Visit her and sign up for her biannual newsletter at www.padmavenkatraman.com, or arrange for a visit via https://theauthorvillage.com/presenters/padma-venkatraman/

Ex-officio Members

Dr. James M. Ludes

Dr. James M. Ludes is Vice President for Strategic Initiatives at Salve Regina and is the Executive Director of the university’s Pell Center for International Relations and Public Policy. Ludes spent the first 18 years of his career in Washington, D.C., most recently building a bipartisan think tank, the American Security Project, to educate the public on a broad range of national security issues. In addition, Ludes has been active at the intersection of politics and policy, having served as a member of the Obama-Biden transition team in the Pentagon, and serving as a national security advisor to then-Senator John Kerry from 2002 to 2006. On the web: https://salve.edu/users/dr-james-ludes

G. Wayne Miller

G. Wayne Miller is a journalist, a filmmaker, and director of Ocean State Stories, the non-profit, non-partisan news publication that is devoted to long-form journalism on issues of importance to Rhode Island and its many diverse communities.

A full-time journalist since 1978, Miller has been honored for his work more than 50 times and was a member of The Providence Journal team that was a finalist for the 2004 Pulitzer Prize in Public Service. Three documentaries he wrote and co-produced have been broadcast on PBS: Behind the Hedgerow: Eileen Slocum and the Meaning of Newport Society; On the Lake: Life and Love in a Distant Place; and Coming Home, about veterans of the wars in Iraq and Afghanistan, nominated in 2012 for a New England Emmy and winner of a regional Edward R. Murrow Award.

Miller is the author of 21 books.
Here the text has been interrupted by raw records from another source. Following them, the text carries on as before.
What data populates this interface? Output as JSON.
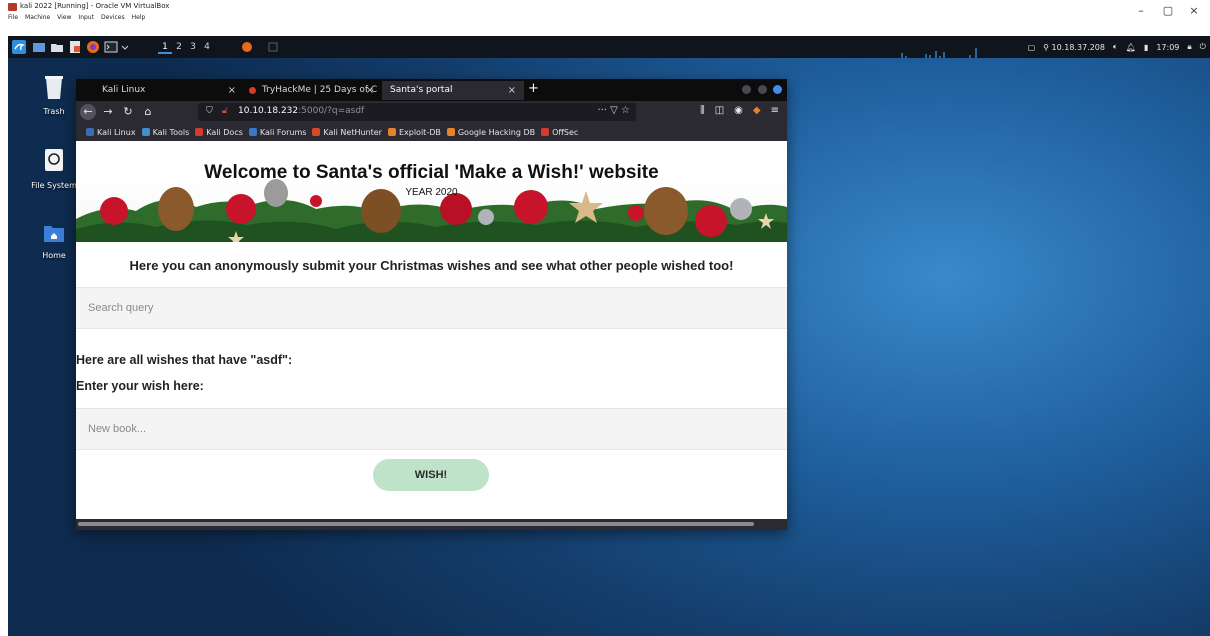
{
  "vbox": {
    "title": "kali 2022 [Running] - Oracle VM VirtualBox",
    "menu": [
      "File",
      "Machine",
      "View",
      "Input",
      "Devices",
      "Help"
    ],
    "controls": {
      "minimize": "–",
      "restore": "▢",
      "close": "×"
    }
  },
  "kali_panel": {
    "workspaces": [
      "1",
      "2",
      "3",
      "4"
    ],
    "active_workspace": "1",
    "ip": "10.18.37.208",
    "clock": "17:09"
  },
  "desktop": {
    "icons": [
      {
        "label": "Trash"
      },
      {
        "label": "File System"
      },
      {
        "label": "Home"
      }
    ]
  },
  "firefox": {
    "tabs": [
      {
        "label": "Kali Linux"
      },
      {
        "label": "TryHackMe | 25 Days of C"
      },
      {
        "label": "Santa's portal"
      }
    ],
    "newtab": "+",
    "url": {
      "host": "10.10.18.232",
      "rest": ":5000/?q=asdf"
    },
    "url_icons": "··· ▽ ☆",
    "bookmarks": [
      {
        "label": "Kali Linux",
        "color": "#3d6bb3"
      },
      {
        "label": "Kali Tools",
        "color": "#3d8fd0"
      },
      {
        "label": "Kali Docs",
        "color": "#d43a2f"
      },
      {
        "label": "Kali Forums",
        "color": "#3a78c8"
      },
      {
        "label": "Kali NetHunter",
        "color": "#d44b2a"
      },
      {
        "label": "Exploit-DB",
        "color": "#e8822a"
      },
      {
        "label": "Google Hacking DB",
        "color": "#e8822a"
      },
      {
        "label": "OffSec",
        "color": "#d43a2f"
      }
    ]
  },
  "page": {
    "title": "Welcome to Santa's official 'Make a Wish!' website",
    "subtitle": "YEAR 2020",
    "intro": "Here you can anonymously submit your Christmas wishes and see what other people wished too!",
    "search_placeholder": "Search query",
    "wishes_heading": "Here are all wishes that have \"asdf\":",
    "enter_label": "Enter your wish here:",
    "wish_placeholder": "New book...",
    "wish_button": "WISH!"
  },
  "colors": {
    "accent": "#3e8fe8",
    "wish_button": "#bfe3c9",
    "desktop": "#1f5f9e"
  }
}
He also co-hosts and co-produces with Ludes the multiple Telly-winning national public TV/SiriusXM Radio program Story in the Public Square. Visit Miller at http://www.gwaynemiller.com/